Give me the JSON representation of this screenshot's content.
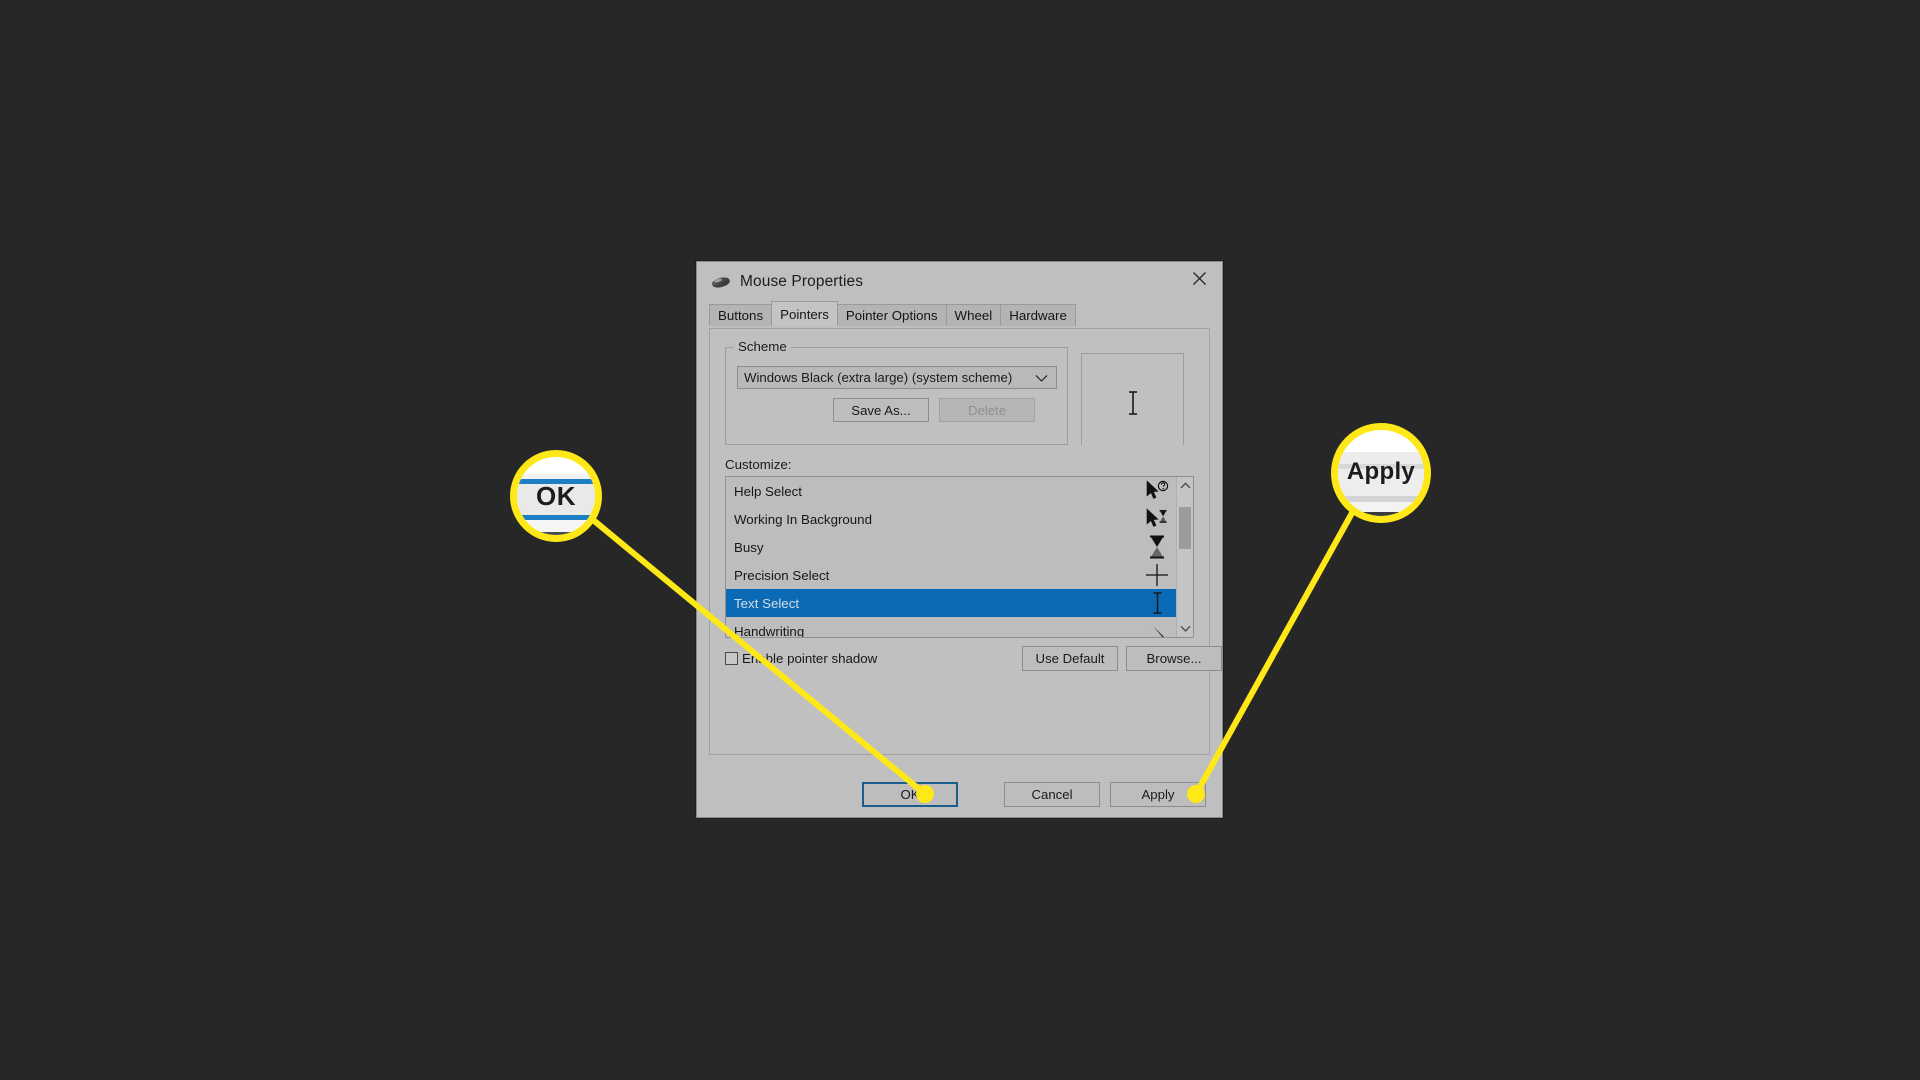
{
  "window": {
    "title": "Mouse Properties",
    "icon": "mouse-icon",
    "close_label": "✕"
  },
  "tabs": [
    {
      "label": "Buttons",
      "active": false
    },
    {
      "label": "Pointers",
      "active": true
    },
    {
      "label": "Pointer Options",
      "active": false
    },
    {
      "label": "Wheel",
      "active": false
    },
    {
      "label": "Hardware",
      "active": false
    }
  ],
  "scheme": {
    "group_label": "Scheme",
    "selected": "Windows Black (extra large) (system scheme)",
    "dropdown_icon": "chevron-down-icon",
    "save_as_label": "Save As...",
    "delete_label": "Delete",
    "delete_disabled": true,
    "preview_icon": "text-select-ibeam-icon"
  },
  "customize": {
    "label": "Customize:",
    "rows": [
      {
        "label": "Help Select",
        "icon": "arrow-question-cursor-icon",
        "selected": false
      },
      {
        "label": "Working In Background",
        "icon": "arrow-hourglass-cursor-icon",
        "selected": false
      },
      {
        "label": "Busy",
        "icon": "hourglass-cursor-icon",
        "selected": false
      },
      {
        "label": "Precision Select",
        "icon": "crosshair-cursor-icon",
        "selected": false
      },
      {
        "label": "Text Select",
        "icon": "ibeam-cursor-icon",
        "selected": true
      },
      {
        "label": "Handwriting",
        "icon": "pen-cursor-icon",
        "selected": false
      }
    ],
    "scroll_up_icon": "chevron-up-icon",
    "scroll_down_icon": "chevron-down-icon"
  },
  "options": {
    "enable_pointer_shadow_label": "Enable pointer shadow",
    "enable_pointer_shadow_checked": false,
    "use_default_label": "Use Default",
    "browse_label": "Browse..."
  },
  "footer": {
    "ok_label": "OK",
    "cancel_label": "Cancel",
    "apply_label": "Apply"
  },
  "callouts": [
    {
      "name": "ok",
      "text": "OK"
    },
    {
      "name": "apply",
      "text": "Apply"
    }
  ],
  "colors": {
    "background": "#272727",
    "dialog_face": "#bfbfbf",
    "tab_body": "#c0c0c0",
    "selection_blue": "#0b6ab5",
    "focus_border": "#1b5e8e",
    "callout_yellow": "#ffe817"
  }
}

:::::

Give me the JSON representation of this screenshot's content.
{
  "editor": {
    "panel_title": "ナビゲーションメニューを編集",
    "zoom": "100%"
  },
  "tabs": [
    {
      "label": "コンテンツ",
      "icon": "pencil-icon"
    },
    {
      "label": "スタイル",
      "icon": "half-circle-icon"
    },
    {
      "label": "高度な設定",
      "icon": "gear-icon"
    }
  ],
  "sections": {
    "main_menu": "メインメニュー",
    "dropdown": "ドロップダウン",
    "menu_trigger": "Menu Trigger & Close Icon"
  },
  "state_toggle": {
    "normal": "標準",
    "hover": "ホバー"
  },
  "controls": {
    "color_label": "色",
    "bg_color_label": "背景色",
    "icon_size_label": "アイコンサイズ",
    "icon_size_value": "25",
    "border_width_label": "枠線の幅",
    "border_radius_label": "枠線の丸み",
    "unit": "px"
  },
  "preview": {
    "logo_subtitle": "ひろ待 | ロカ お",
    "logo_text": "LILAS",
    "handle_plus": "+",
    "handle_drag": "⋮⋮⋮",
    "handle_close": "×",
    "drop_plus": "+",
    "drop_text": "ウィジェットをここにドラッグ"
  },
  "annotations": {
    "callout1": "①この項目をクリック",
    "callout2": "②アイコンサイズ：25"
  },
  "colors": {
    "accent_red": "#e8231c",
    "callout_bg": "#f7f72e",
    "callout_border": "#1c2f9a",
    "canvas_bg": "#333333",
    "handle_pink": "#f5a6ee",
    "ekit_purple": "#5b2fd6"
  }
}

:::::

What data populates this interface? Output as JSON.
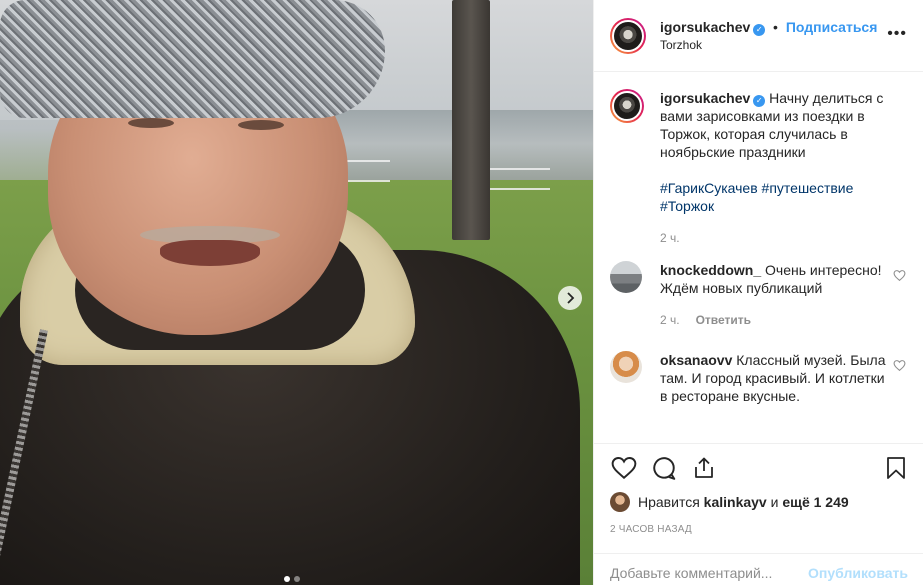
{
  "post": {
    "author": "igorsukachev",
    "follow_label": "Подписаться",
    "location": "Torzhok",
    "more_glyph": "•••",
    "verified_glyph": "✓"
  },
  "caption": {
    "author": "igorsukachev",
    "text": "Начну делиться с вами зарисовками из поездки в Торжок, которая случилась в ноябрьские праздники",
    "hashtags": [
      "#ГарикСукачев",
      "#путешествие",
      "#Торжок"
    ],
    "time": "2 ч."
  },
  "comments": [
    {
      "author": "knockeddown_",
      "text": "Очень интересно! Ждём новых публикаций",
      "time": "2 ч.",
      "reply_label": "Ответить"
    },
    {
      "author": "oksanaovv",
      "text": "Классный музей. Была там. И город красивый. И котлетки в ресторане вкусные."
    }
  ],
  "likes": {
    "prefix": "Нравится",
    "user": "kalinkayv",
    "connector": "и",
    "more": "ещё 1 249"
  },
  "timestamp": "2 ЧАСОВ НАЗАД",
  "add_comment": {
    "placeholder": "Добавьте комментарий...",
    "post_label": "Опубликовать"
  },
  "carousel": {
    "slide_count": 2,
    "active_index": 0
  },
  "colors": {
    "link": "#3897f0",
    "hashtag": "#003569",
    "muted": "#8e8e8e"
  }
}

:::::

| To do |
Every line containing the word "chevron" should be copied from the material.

| Response below |
    "dropdown_icon": "chevron-down-icon",
    "scroll_up_icon": "chevron-up-icon",
    "scroll_down_icon": "chevron-down-icon"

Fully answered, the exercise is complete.